- YOUR INSTRUCTIONS: Within the listing, each line that has the string "structure" should be copied.

=======

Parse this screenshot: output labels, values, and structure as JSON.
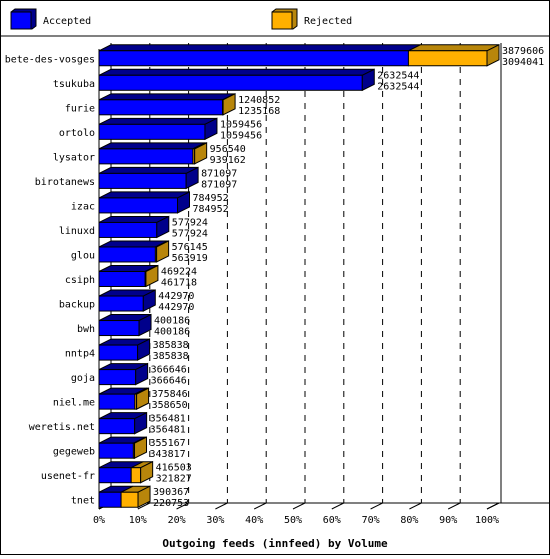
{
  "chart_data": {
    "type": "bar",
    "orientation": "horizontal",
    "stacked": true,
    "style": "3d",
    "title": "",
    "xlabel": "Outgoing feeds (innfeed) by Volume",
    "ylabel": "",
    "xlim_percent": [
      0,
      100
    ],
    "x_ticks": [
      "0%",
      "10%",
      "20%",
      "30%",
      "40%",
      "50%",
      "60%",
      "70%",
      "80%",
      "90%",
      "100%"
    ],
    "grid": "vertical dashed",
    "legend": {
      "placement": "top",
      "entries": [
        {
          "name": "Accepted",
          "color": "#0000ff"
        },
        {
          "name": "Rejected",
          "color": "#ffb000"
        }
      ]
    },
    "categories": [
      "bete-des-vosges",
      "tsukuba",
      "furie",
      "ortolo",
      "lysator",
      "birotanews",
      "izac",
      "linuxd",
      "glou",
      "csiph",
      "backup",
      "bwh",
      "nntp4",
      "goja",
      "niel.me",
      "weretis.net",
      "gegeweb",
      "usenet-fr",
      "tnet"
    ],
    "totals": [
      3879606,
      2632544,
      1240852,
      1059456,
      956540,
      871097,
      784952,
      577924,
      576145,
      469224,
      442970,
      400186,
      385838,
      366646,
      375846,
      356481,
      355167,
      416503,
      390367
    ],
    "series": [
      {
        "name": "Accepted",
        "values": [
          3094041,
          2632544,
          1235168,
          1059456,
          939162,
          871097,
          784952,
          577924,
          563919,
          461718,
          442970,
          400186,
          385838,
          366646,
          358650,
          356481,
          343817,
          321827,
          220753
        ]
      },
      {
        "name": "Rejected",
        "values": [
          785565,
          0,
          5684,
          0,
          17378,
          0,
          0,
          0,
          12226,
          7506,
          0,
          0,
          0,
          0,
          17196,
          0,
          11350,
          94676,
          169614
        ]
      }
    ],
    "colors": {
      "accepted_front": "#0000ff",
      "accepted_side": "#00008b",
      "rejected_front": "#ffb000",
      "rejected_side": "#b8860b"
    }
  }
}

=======

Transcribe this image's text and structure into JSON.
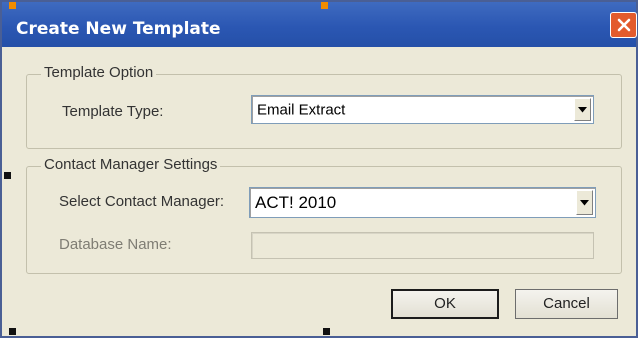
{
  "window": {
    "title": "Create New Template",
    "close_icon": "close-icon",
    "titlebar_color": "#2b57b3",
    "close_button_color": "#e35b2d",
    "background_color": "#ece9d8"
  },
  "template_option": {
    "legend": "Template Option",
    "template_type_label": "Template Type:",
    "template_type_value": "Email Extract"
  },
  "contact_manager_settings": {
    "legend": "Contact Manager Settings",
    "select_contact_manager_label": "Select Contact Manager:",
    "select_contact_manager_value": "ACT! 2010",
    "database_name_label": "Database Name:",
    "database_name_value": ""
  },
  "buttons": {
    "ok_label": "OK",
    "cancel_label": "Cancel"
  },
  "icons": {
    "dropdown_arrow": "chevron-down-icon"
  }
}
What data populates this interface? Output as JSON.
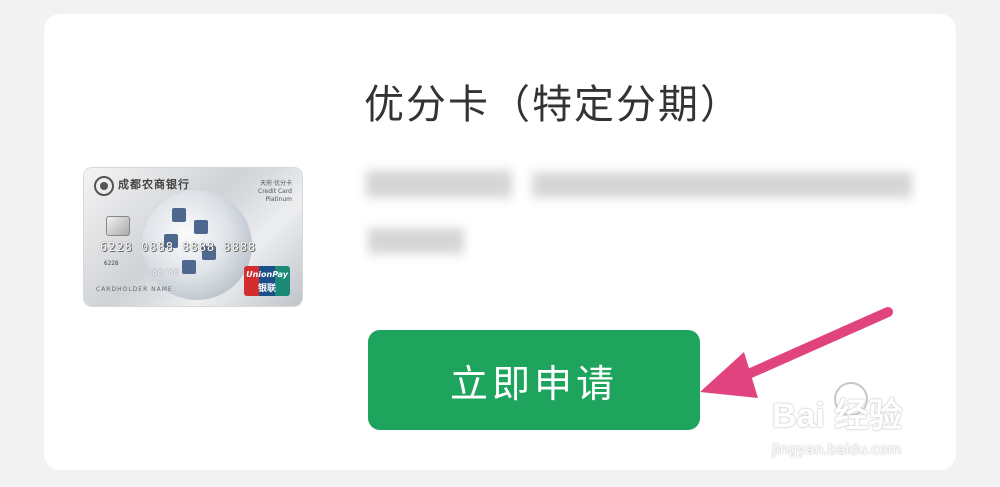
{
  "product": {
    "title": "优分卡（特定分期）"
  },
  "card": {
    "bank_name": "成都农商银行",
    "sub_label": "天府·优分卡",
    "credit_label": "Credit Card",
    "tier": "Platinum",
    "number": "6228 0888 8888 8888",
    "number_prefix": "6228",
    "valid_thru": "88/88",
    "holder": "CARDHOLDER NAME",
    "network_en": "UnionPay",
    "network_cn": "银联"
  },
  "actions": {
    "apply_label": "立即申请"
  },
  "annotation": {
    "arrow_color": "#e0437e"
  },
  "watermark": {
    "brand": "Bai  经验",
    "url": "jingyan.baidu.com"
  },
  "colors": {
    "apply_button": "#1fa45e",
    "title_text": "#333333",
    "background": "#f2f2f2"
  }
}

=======

- SOLVED EXERCISE:
Parse this screenshot: output labels, values, and structure as JSON.
Transcribe this image's text and structure into JSON.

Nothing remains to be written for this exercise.